▸ Assignment
Copy every line from the material below that holds "Desktop".

▸ Information
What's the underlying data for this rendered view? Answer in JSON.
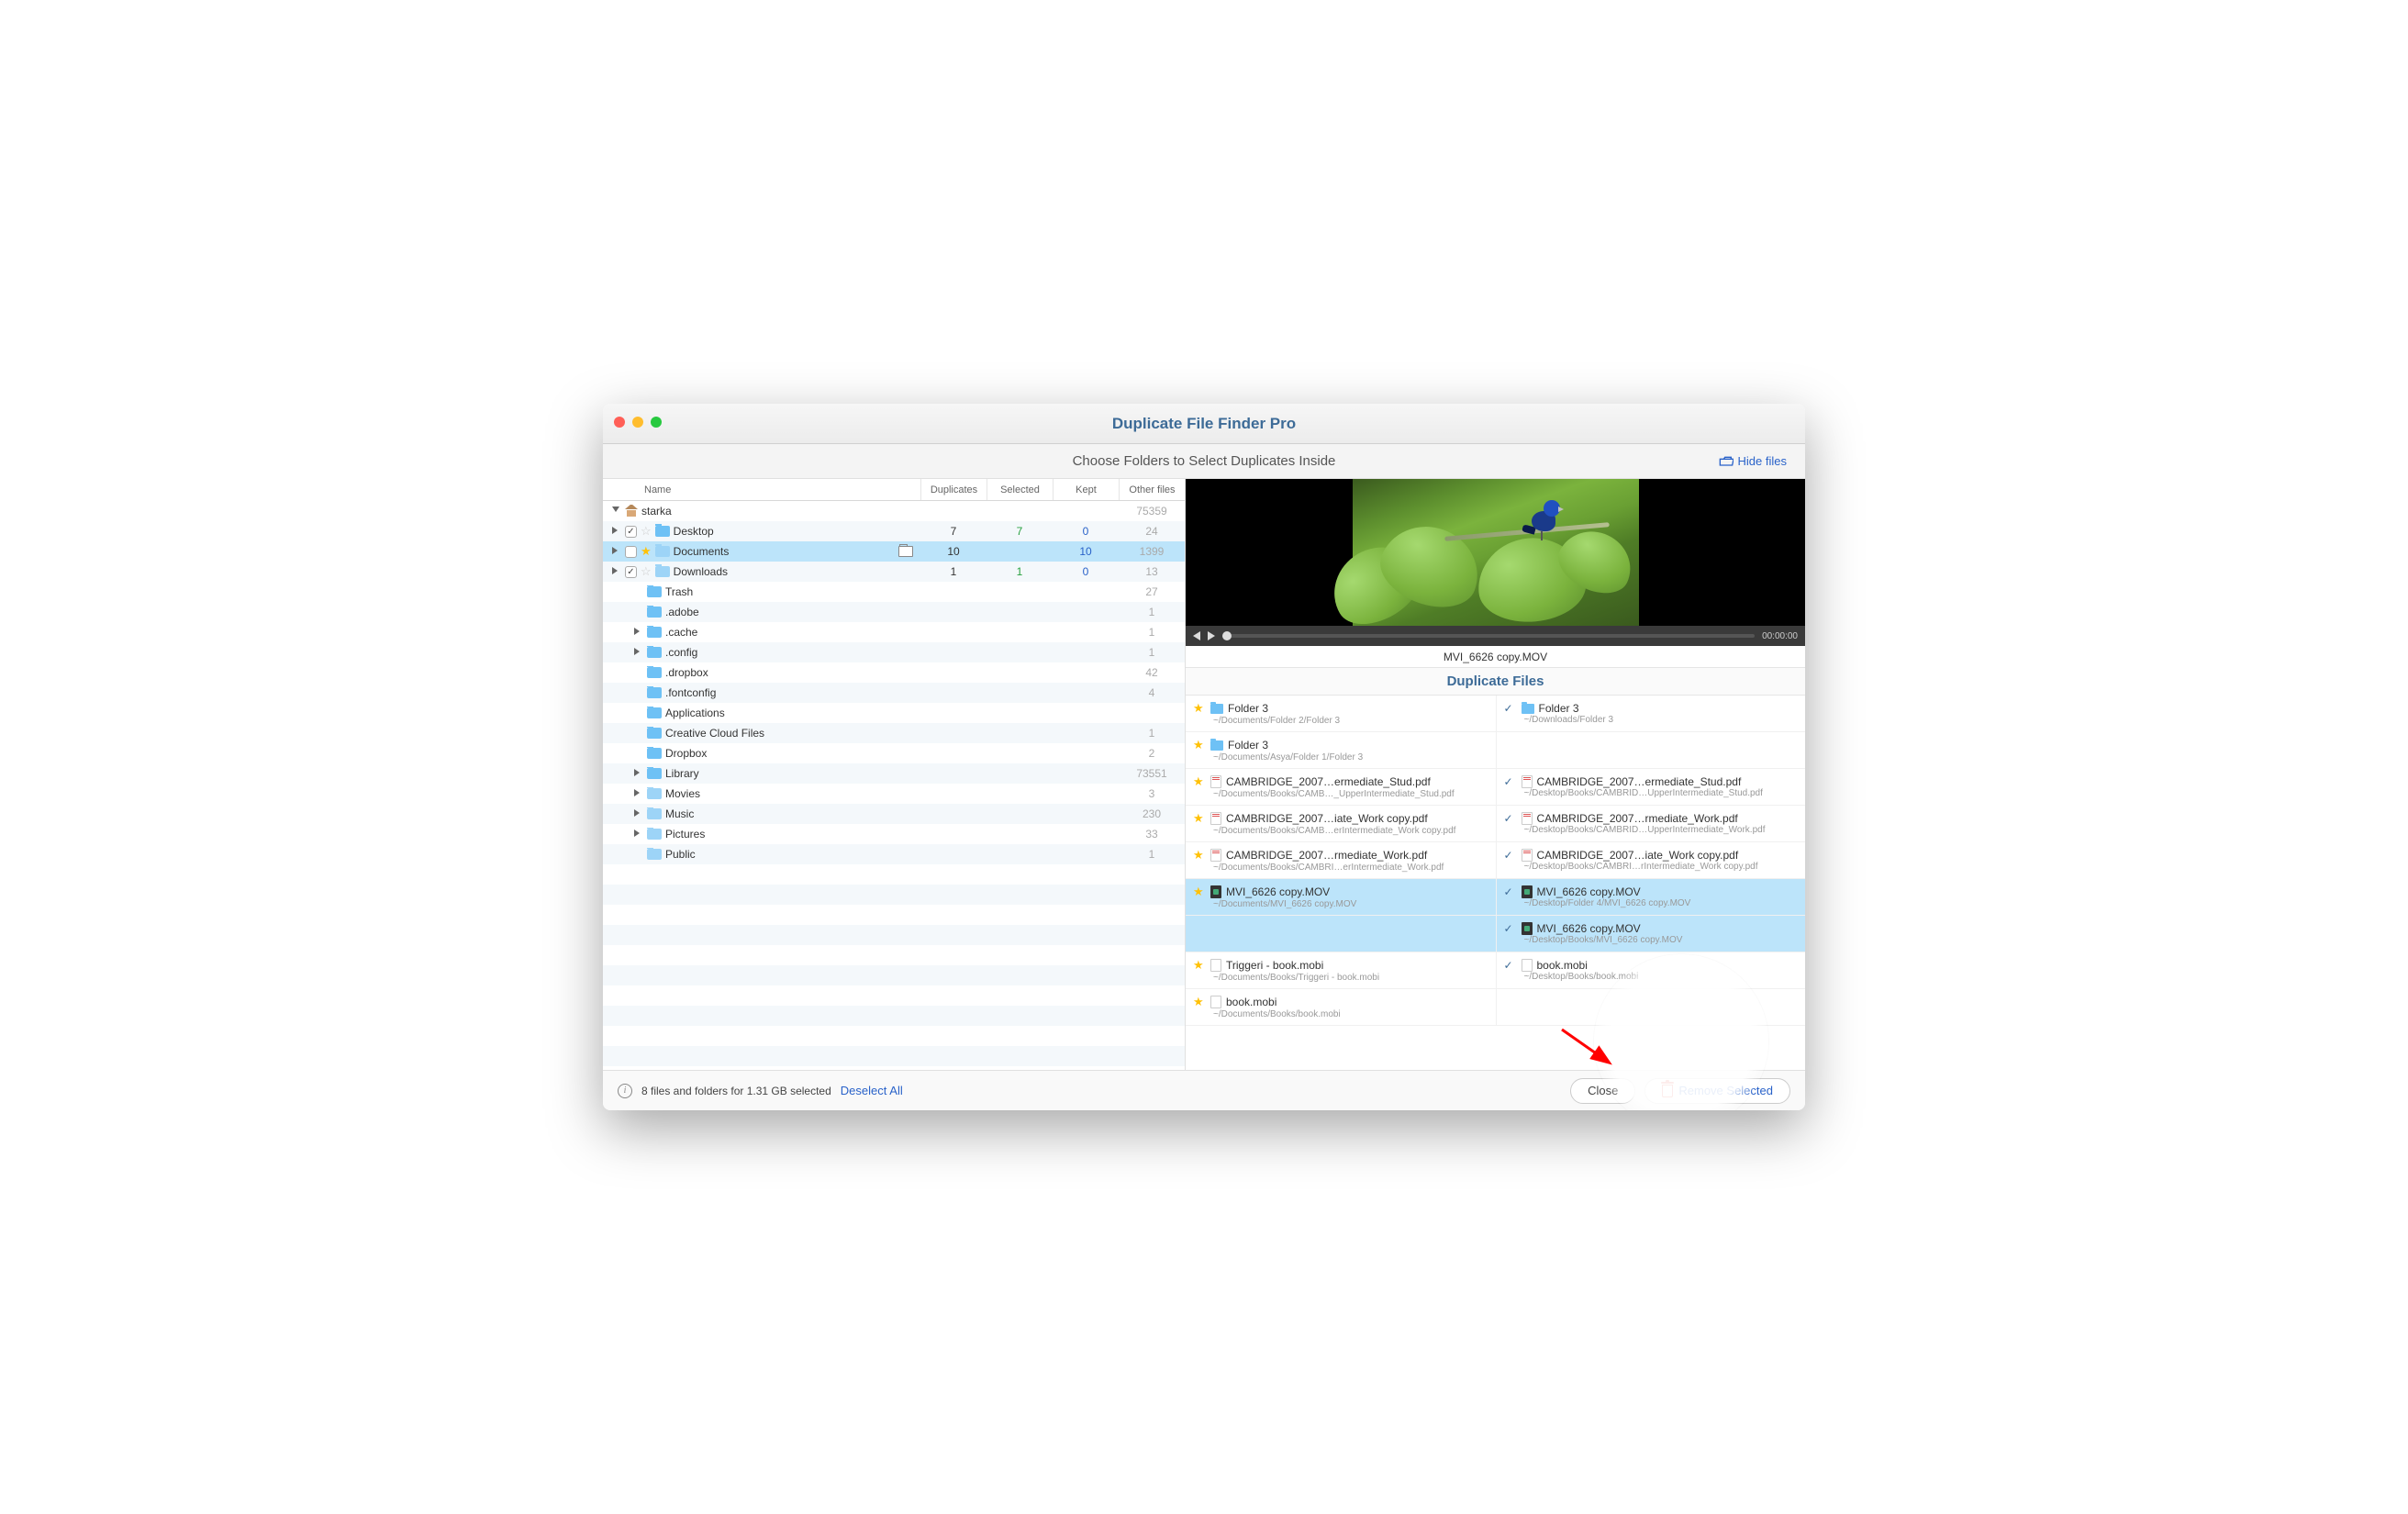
{
  "app": {
    "title": "Duplicate File Finder Pro"
  },
  "subheader": {
    "title": "Choose Folders to Select Duplicates Inside",
    "hide_files": "Hide files"
  },
  "columns": {
    "name": "Name",
    "duplicates": "Duplicates",
    "selected": "Selected",
    "kept": "Kept",
    "other": "Other files"
  },
  "tree": [
    {
      "name": "starka",
      "icon": "home",
      "disclosure": "down",
      "indent": 0,
      "other": "75359"
    },
    {
      "name": "Desktop",
      "icon": "folder",
      "disclosure": "right",
      "indent": 1,
      "checkbox": true,
      "checked": true,
      "star": "off",
      "dup": "7",
      "sel": "7",
      "sel_color": "green",
      "kept": "0",
      "kept_color": "blue",
      "other": "24"
    },
    {
      "name": "Documents",
      "icon": "folder-lt",
      "disclosure": "right",
      "indent": 1,
      "checkbox": true,
      "checked": false,
      "star": "on",
      "dup": "10",
      "sel": "",
      "kept": "10",
      "kept_color": "blue",
      "other": "1399",
      "other_color": "gray",
      "highlighted": true,
      "open_folder": true
    },
    {
      "name": "Downloads",
      "icon": "folder-lt",
      "disclosure": "right",
      "indent": 1,
      "checkbox": true,
      "checked": true,
      "star": "off",
      "dup": "1",
      "sel": "1",
      "sel_color": "green",
      "kept": "0",
      "kept_color": "blue",
      "other": "13"
    },
    {
      "name": "Trash",
      "icon": "folder",
      "indent": 2,
      "other": "27"
    },
    {
      "name": ".adobe",
      "icon": "folder",
      "indent": 2,
      "other": "1"
    },
    {
      "name": ".cache",
      "icon": "folder",
      "disclosure": "right",
      "indent": 2,
      "other": "1"
    },
    {
      "name": ".config",
      "icon": "folder",
      "disclosure": "right",
      "indent": 2,
      "other": "1"
    },
    {
      "name": ".dropbox",
      "icon": "folder",
      "indent": 2,
      "other": "42"
    },
    {
      "name": ".fontconfig",
      "icon": "folder",
      "indent": 2,
      "other": "4"
    },
    {
      "name": "Applications",
      "icon": "folder",
      "indent": 2,
      "other": ""
    },
    {
      "name": "Creative Cloud Files",
      "icon": "folder",
      "indent": 2,
      "other": "1"
    },
    {
      "name": "Dropbox",
      "icon": "folder",
      "indent": 2,
      "other": "2"
    },
    {
      "name": "Library",
      "icon": "folder",
      "disclosure": "right",
      "indent": 2,
      "other": "73551"
    },
    {
      "name": "Movies",
      "icon": "folder-lt",
      "disclosure": "right",
      "indent": 2,
      "other": "3"
    },
    {
      "name": "Music",
      "icon": "folder-lt",
      "disclosure": "right",
      "indent": 2,
      "other": "230"
    },
    {
      "name": "Pictures",
      "icon": "folder-lt",
      "disclosure": "right",
      "indent": 2,
      "other": "33"
    },
    {
      "name": "Public",
      "icon": "folder-lt",
      "indent": 2,
      "other": "1"
    }
  ],
  "playbar": {
    "time": "00:00:00"
  },
  "preview": {
    "filename": "MVI_6626 copy.MOV",
    "section_title": "Duplicate Files"
  },
  "duplicates": [
    {
      "left": {
        "mark": "star",
        "icon": "folder",
        "name": "Folder 3",
        "path": "~/Documents/Folder 2/Folder 3"
      },
      "right": {
        "mark": "check",
        "icon": "folder",
        "name": "Folder 3",
        "path": "~/Downloads/Folder 3"
      }
    },
    {
      "left": {
        "mark": "star",
        "icon": "folder",
        "name": "Folder 3",
        "path": "~/Documents/Asya/Folder 1/Folder 3"
      }
    },
    {
      "left": {
        "mark": "star",
        "icon": "pdf",
        "name": "CAMBRIDGE_2007…ermediate_Stud.pdf",
        "path": "~/Documents/Books/CAMB…_UpperIntermediate_Stud.pdf"
      },
      "right": {
        "mark": "check",
        "icon": "pdf",
        "name": "CAMBRIDGE_2007…ermediate_Stud.pdf",
        "path": "~/Desktop/Books/CAMBRID…UpperIntermediate_Stud.pdf"
      }
    },
    {
      "left": {
        "mark": "star",
        "icon": "pdf",
        "name": "CAMBRIDGE_2007…iate_Work copy.pdf",
        "path": "~/Documents/Books/CAMB…erIntermediate_Work copy.pdf"
      },
      "right": {
        "mark": "check",
        "icon": "pdf",
        "name": "CAMBRIDGE_2007…rmediate_Work.pdf",
        "path": "~/Desktop/Books/CAMBRID…UpperIntermediate_Work.pdf"
      }
    },
    {
      "left": {
        "mark": "star",
        "icon": "pdf",
        "name": "CAMBRIDGE_2007…rmediate_Work.pdf",
        "path": "~/Documents/Books/CAMBRI…erIntermediate_Work.pdf"
      },
      "right": {
        "mark": "check",
        "icon": "pdf",
        "name": "CAMBRIDGE_2007…iate_Work copy.pdf",
        "path": "~/Desktop/Books/CAMBRI…rIntermediate_Work copy.pdf"
      }
    },
    {
      "selected": true,
      "left": {
        "mark": "star",
        "icon": "mov",
        "name": "MVI_6626 copy.MOV",
        "path": "~/Documents/MVI_6626 copy.MOV"
      },
      "right": {
        "mark": "check",
        "icon": "mov",
        "name": "MVI_6626 copy.MOV",
        "path": "~/Desktop/Folder 4/MVI_6626 copy.MOV"
      }
    },
    {
      "selected": true,
      "right": {
        "mark": "check",
        "icon": "mov",
        "name": "MVI_6626 copy.MOV",
        "path": "~/Desktop/Books/MVI_6626 copy.MOV"
      }
    },
    {
      "left": {
        "mark": "star",
        "icon": "file",
        "name": "Triggeri - book.mobi",
        "path": "~/Documents/Books/Triggeri - book.mobi"
      },
      "right": {
        "mark": "check",
        "icon": "file",
        "name": "book.mobi",
        "path": "~/Desktop/Books/book.mobi"
      }
    },
    {
      "left": {
        "mark": "star",
        "icon": "file",
        "name": "book.mobi",
        "path": "~/Documents/Books/book.mobi"
      }
    }
  ],
  "footer": {
    "status": "8 files and folders for 1.31 GB selected",
    "deselect": "Deselect All",
    "close": "Close",
    "remove": "Remove Selected"
  }
}
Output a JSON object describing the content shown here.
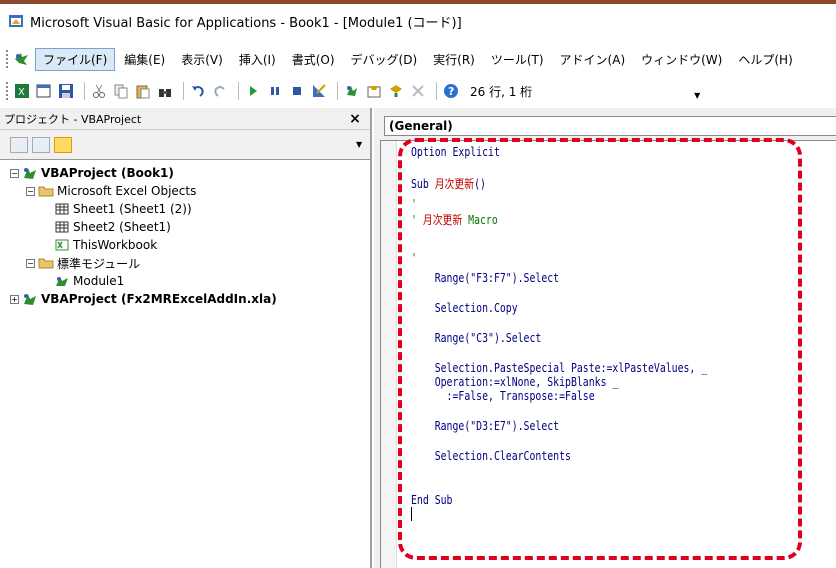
{
  "window": {
    "title": "Microsoft Visual Basic for Applications - Book1 - [Module1 (コード)]"
  },
  "menu": {
    "items": [
      "ファイル(F)",
      "編集(E)",
      "表示(V)",
      "挿入(I)",
      "書式(O)",
      "デバッグ(D)",
      "実行(R)",
      "ツール(T)",
      "アドイン(A)",
      "ウィンドウ(W)",
      "ヘルプ(H)"
    ]
  },
  "toolbar": {
    "position_status": "26 行, 1 桁"
  },
  "project": {
    "title": "プロジェクト - VBAProject",
    "close_label": "×",
    "tree": {
      "root1": "VBAProject (Book1)",
      "folder1": "Microsoft Excel Objects",
      "sheet1": "Sheet1 (Sheet1 (2))",
      "sheet2": "Sheet2 (Sheet1)",
      "workbook": "ThisWorkbook",
      "folder2": "標準モジュール",
      "module1": "Module1",
      "root2": "VBAProject (Fx2MRExcelAddIn.xla)"
    }
  },
  "code": {
    "object_combo": "(General)",
    "lines": {
      "l1": "Option Explicit",
      "l2_kw": "Sub ",
      "l2_name": "月次更新",
      "l2_paren": "()",
      "l3": "'",
      "l4_q": "' ",
      "l4_name": "月次更新",
      "l4_rest": " Macro",
      "l5": "'",
      "l6": "    Range(\"F3:F7\").Select",
      "l7": "    Selection.Copy",
      "l8": "    Range(\"C3\").Select",
      "l9": "    Selection.PasteSpecial Paste:=xlPasteValues, _",
      "l10": "    Operation:=xlNone, SkipBlanks _",
      "l11": "      :=False, Transpose:=False",
      "l12": "    Range(\"D3:E7\").Select",
      "l13": "    Selection.ClearContents",
      "l14": "End Sub"
    }
  },
  "colors": {
    "highlight_frame": "#e0001b",
    "keyword": "#000080",
    "japanese_text": "#c00000",
    "comment": "#007700"
  }
}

▸ Exercise output
      "name": "Desktop",
        "path": "~/Desktop/Books/CAMBRID…UpperIntermediate_Stud.pdf"
        "path": "~/Desktop/Books/CAMBRID…UpperIntermediate_Work.pdf"
        "path": "~/Desktop/Books/CAMBRI…rIntermediate_Work copy.pdf"
        "path": "~/Desktop/Folder 4/MVI_6626 copy.MOV"
        "path": "~/Desktop/Books/MVI_6626 copy.MOV"
        "path": "~/Desktop/Books/book.mobi"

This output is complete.